- \NameVan Segbroeck S., Santos F. C., Lenaerts T. Pacheco J. M. \REVIEWNew J. Phys.32011013007.
- \NameNowak M. A. May R. M. \REVIEWNature3591992826.
- \NameHamilton W. D. \REVIEWJ. Theor. Biol.719641.
- \NameAxelrod R. Hamilton W. D. \REVIEWScience21119811390.
- \NameWilson D. S. \REVIEWAm. Nat.1111977157.
- \NameTraulsen A. Nowak M. A. \REVIEWProc. Natl. Acad. Sci. USA103200610952.
- \NameSzolnoki A. Perc M. \REVIEWNew J. Phys.112009093033.
- \NameNowak M. A. \REVIEWScience31420061560.
- \NameSzabó G. Fáth G. \REVIEWPhys. Rep.446200797.
- \NameSchuster S., Kreft J.-U., Schroeter A. Pfeiffer T. \REVIEWJ. Biol. Phys.3420081.
- \NameRoca C. P., Cuesta J. A. Sánchez A. \REVIEWPhys. Life Rev.62009208.
- \NamePerc M. Szolnoki A. \REVIEWBioSystems992010109.
- \NameHauert C. Doebeli M. \REVIEWNature4282004643.
- \NameGrujić J., Fosco C., Araujo L., Cuesta J. A. Sánchez A. \REVIEWPLoS ONE52010e13749.
- \NameCook R., Bird G., Lünser G., Huck S. Heyes C. \REVIEWProc. R. Soc. B2011.
- \NameSzabó G. Tőke C. \REVIEWPhys. Rev. E58199869.
- \NameAltrock P. M. Traulsen A. \REVIEWNew J. Phys.112009013012.
- \NameOhtsuki H. \REVIEWJ. Theor. Biol.2642010136.
- \NameWu B., Altrock P. M., Wang L. Traulsen A. \REVIEWPhys. Rev. E822010046106.
- \NameNowak M. Sigmund K. \REVIEWActa Appl. Math.201990247.
- \NameSysi-Aho M., Saramäki J., Kertész J. Kaski K. \REVIEWEur. Phys. J. B442005129.
- \NameSzabó G., Szolnoki A., Varga M. Hanusovszky L. \REVIEWPhys.
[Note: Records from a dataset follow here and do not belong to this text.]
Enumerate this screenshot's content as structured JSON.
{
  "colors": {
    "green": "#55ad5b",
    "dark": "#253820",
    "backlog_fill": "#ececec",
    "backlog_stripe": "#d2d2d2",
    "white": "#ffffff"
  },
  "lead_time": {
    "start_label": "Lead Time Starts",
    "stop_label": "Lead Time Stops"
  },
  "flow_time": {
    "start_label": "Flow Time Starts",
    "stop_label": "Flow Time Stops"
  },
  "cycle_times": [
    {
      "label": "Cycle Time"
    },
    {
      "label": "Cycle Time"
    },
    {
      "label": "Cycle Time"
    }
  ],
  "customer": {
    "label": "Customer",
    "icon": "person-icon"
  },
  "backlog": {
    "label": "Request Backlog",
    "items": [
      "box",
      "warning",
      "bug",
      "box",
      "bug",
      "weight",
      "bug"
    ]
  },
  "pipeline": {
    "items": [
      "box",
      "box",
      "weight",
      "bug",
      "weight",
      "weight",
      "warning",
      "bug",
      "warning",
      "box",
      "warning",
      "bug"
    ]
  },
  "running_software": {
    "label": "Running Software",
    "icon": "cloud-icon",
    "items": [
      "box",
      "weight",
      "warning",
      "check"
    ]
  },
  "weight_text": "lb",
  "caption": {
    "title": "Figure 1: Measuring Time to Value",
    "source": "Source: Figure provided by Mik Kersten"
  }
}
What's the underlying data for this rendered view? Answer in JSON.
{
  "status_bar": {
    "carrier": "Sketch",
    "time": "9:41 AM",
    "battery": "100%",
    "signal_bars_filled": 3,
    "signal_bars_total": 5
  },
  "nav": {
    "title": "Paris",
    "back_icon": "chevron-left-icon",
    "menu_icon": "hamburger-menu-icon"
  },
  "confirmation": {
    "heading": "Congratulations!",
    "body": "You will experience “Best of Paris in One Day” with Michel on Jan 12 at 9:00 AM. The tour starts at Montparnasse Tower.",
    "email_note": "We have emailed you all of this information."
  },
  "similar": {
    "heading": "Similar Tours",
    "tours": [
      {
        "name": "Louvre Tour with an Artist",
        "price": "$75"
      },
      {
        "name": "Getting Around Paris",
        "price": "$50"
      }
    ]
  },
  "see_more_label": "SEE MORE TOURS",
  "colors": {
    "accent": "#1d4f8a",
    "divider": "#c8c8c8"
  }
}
Rev. E802010026110.
- \NameOhtsuki H. Nowak M. A. \REVIEWJ. Theor. Biol.243200686.